Applause, an enterprise that tests and evaluates mobile apps, analyzed travel apps that had been rated more than 150 times on Apple App Store or on Google Play Store. Only 8 of those apps earned high quality scores according to Applause’s own rating system. 8 high quality travel apps were:
Booking.com – hotel reservations and reviews.
Alaska Airlines – flights.
Kayak – hotels, flights, car rentals.
TripAdvisor – hotels, vacation rentals, flights, restaurant reviews.
TripIt – travel organizer.
Hotels.com – hotel booking.
Zipcar – car sharing.
Orbitz – hotels, flights, cars.
All these applications have been developed by established organizations. A large number of startup businesses that have entered travel business recently may need more time and effort to finetune their great ideas and vision into truly usable apps.
One thing we hope travel app developers should really take seriously is offline use. Recently, we made a tour in a remote area where mobile network connectivity was patchy at best, sometimes we couldn’t connect to a network at all for most of the day. None of the apps from big brands, like Here, Google Sheets or Google Docs, that had offline functionality actually worked in offline mode. We used them on a smartphone and on a tablet. Naturally, an app that makes hotel room reservations requires it is connected to a network, but many other apps should work when the mobile device is offline.
Adobe Digital Editions is a popular application for reading ebooks on Windows and Mac computers. The app is free and fairly simple to use. Now, the Digital Editions is also available for the Apple iPad. On the iPad, however, many established ereading apps have already won the hearts and minds of reading public.
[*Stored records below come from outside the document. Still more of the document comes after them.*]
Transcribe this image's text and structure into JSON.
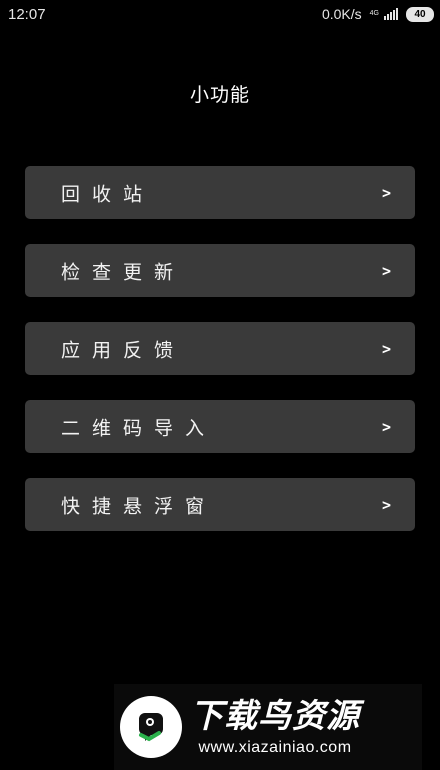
{
  "status_bar": {
    "time": "12:07",
    "net_speed": "0.0K/s",
    "net_type_top": "4G",
    "net_type_bottom": "",
    "battery": "40"
  },
  "page": {
    "title": "小功能"
  },
  "menu": {
    "items": [
      {
        "label": "回收站",
        "arrow": ">"
      },
      {
        "label": "检查更新",
        "arrow": ">"
      },
      {
        "label": "应用反馈",
        "arrow": ">"
      },
      {
        "label": "二维码导入",
        "arrow": ">"
      },
      {
        "label": "快捷悬浮窗",
        "arrow": ">"
      }
    ]
  },
  "watermark": {
    "title": "下载鸟资源",
    "url": "www.xiazainiao.com",
    "logo_icon": "bird-logo-icon",
    "accent_color": "#2bb24c"
  }
}
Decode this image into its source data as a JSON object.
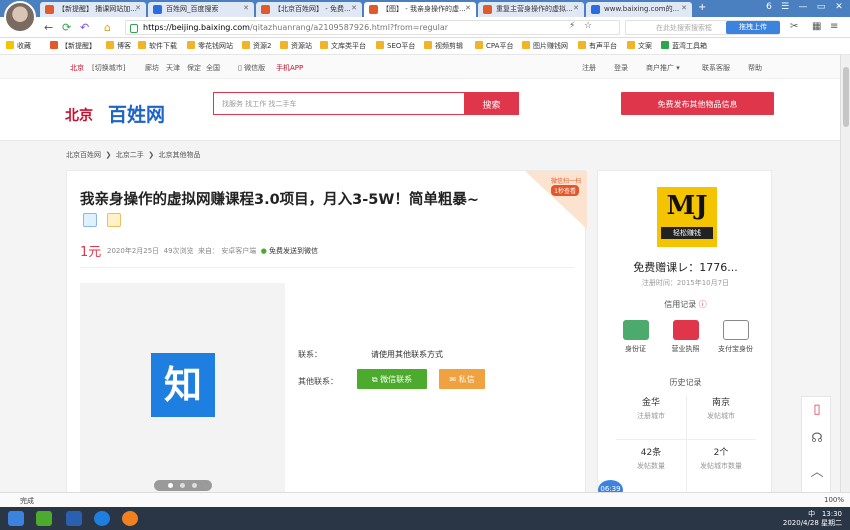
{
  "tabs": [
    {
      "label": "【新提醒】 播课网站加...",
      "color": "#e05a2b"
    },
    {
      "label": "百姓网_百度搜索",
      "color": "#2b6de0"
    },
    {
      "label": "【北京百姓网】 - 免费...",
      "color": "#e05a2b"
    },
    {
      "label": "【图】 - 我亲身操作的虚...",
      "color": "#e05a2b"
    },
    {
      "label": "重复主营身操作的虚拟...",
      "color": "#e05a2b"
    },
    {
      "label": "www.baixing.com的...",
      "color": "#2b6de0"
    }
  ],
  "window_controls": [
    "6",
    "☰",
    "—",
    "▭",
    "✕"
  ],
  "nav": {
    "url_host": "https://beijing.baixing.com",
    "url_path": "/qitazhuanrang/a2109587926.html?from=regular",
    "search_placeholder": "在此处搜索搜索框",
    "search_btn": "拖拽上传"
  },
  "bookmarks": [
    "收藏",
    "【新提醒】",
    "博客",
    "软件下载",
    "零花钱网站",
    "资源2",
    "资源站",
    "文库类平台",
    "SEO平台",
    "视频剪辑",
    "CPA平台",
    "图片赚钱网",
    "有声平台",
    "文案",
    "蓝湾工具箱"
  ],
  "sitebar": {
    "left": [
      "北京",
      "[切换城市]",
      "廊坊",
      "天津",
      "保定",
      "全国",
      "微信版",
      "手机APP"
    ],
    "right": [
      "注册",
      "登录",
      "商户推广",
      "联系客服",
      "帮助"
    ]
  },
  "header": {
    "logo_city": "北京",
    "logo_brand": "百姓网",
    "search_placeholder": "找服务 找工作 找二手车",
    "search_button": "搜索",
    "post_button": "免费发布其他物品信息"
  },
  "breadcrumb": [
    "北京百姓网",
    "北京二手",
    "北京其他物品"
  ],
  "listing": {
    "title": "我亲身操作的虚拟网赚课程3.0项目，月入3-5W！简单粗暴~",
    "corner_line1": "微信扫一扫",
    "corner_line2": "1秒查看",
    "price": "1元",
    "date": "2020年2月25日",
    "views": "49次浏览",
    "source_label": "来自：",
    "source": "安卓客户端",
    "wechat_send": "免费发送到微信",
    "image_text": "知",
    "contact_label": "联系：",
    "contact_value": "请使用其他联系方式",
    "other_label": "其他联系：",
    "wechat_btn": "微信联系",
    "pm_btn": "私信"
  },
  "seller": {
    "logo_text": "MJ",
    "logo_sub": "轻松赚钱",
    "name": "免费赠课レ：1776...",
    "reg_date": "注册时间：2015年10月7日",
    "credit_title": "信用记录",
    "credits": [
      {
        "label": "身份证",
        "color": "#4caa6c"
      },
      {
        "label": "营业执照",
        "color": "#e0364b"
      },
      {
        "label": "支付宝身份",
        "color": "#888888"
      }
    ],
    "history_title": "历史记录",
    "history": [
      {
        "value": "金华",
        "label": "注册城市"
      },
      {
        "value": "南京",
        "label": "发帖城市"
      },
      {
        "value": "42条",
        "label": "发帖数量"
      },
      {
        "value": "2个",
        "label": "发帖城市数量"
      }
    ]
  },
  "float_icons": [
    "phone-icon",
    "headset-icon",
    "chevron-up-icon",
    "message-icon"
  ],
  "clock_badge": "06:39",
  "status": {
    "text": "完成",
    "zoom": "100%"
  },
  "tray": {
    "time": "13:30",
    "date": "2020/4/28 星期二",
    "ime": "中"
  }
}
Do we really need yet another ereading app on the iPad?
Every new Apple iPad comes with the iBooks ereading app (it is possible to download iBooks to old models from the App Store). iBooks is probably the best ereading app available at the moment. It can open books that only include text and books that feature audio and video. iBooks can handle EPUB2, EPUB3, PDF and Apple’s own multimedia book format.
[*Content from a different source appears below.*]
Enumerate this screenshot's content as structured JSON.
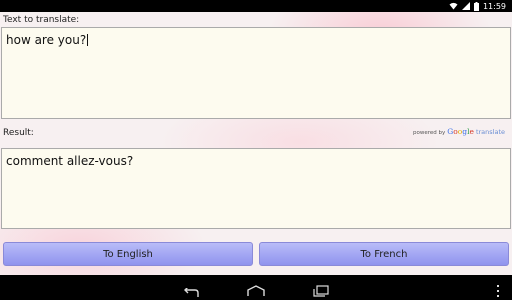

So, do you need Adobe Digital Editions at all? Adobe says the app can open EPUB2, EPUB3 and PDF books. First and foremost, the Digital Editions is for reading books that are copy-protected with Adobe’s technology. If you buy a book from Kobo or Google Play Books, or from many other bookstores, the book is copy-protected. You have to use your Adobe ID to open the purchased book, and this is the trick the Digital Editions can manage (and iBooks can’t).
It is not possible to read books that require Adobe ID in iBooks. It is, however, possible to download free and easy-to-use reading apps like Bluefire Reader or Google Play Books that can open books protected by Adobe’s technology.
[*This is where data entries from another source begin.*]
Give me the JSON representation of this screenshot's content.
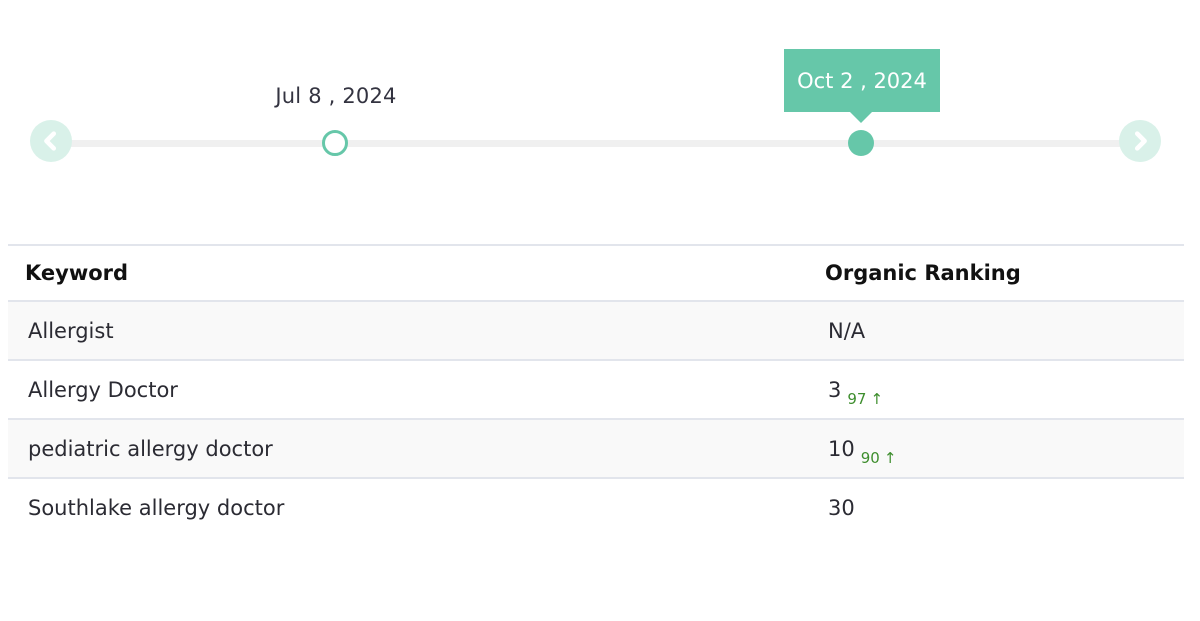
{
  "timeline": {
    "prev_label": "Previous",
    "next_label": "Next",
    "points": [
      {
        "date": "Jul 8 , 2024",
        "selected": false
      },
      {
        "date": "Oct 2 , 2024",
        "selected": true
      }
    ],
    "accent_color": "#66c7a9"
  },
  "table": {
    "headers": [
      "Keyword",
      "Organic Ranking"
    ],
    "rows": [
      {
        "keyword": "Allergist",
        "ranking": "N/A",
        "change": null
      },
      {
        "keyword": "Allergy Doctor",
        "ranking": "3",
        "change": "97",
        "change_direction": "up"
      },
      {
        "keyword": "pediatric allergy doctor",
        "ranking": "10",
        "change": "90",
        "change_direction": "up"
      },
      {
        "keyword": "Southlake allergy doctor",
        "ranking": "30",
        "change": null
      }
    ],
    "up_arrow": "↑",
    "change_color": "#3e8e2e"
  }
}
Adobe Digital Editions suffers from minor teething problems common in the first releases of practically any software product. The Digital Editions can’t properly layout a book when you hold your iPad in landscape mode. There is no way to remove books from a bookshelf. One of the biggest benefits of EPUB3 standard is the possibility to include audio and video in ebooks, but the Digital Editions couldn’t play any audio or video. Yet, Adobe claims the app is compatible with EPUB3.
Who should take the time and install Adobe Digital Editions on the iPad? If you don’t already have an ereading app on your iPad that can open ebooks that require Adobe ID, the Digital Editions is an app worth considering.
Adobe Digital Editions for the iPad can be downloaded from the App Store. More about the Digital Editions app at Adobe’s web page.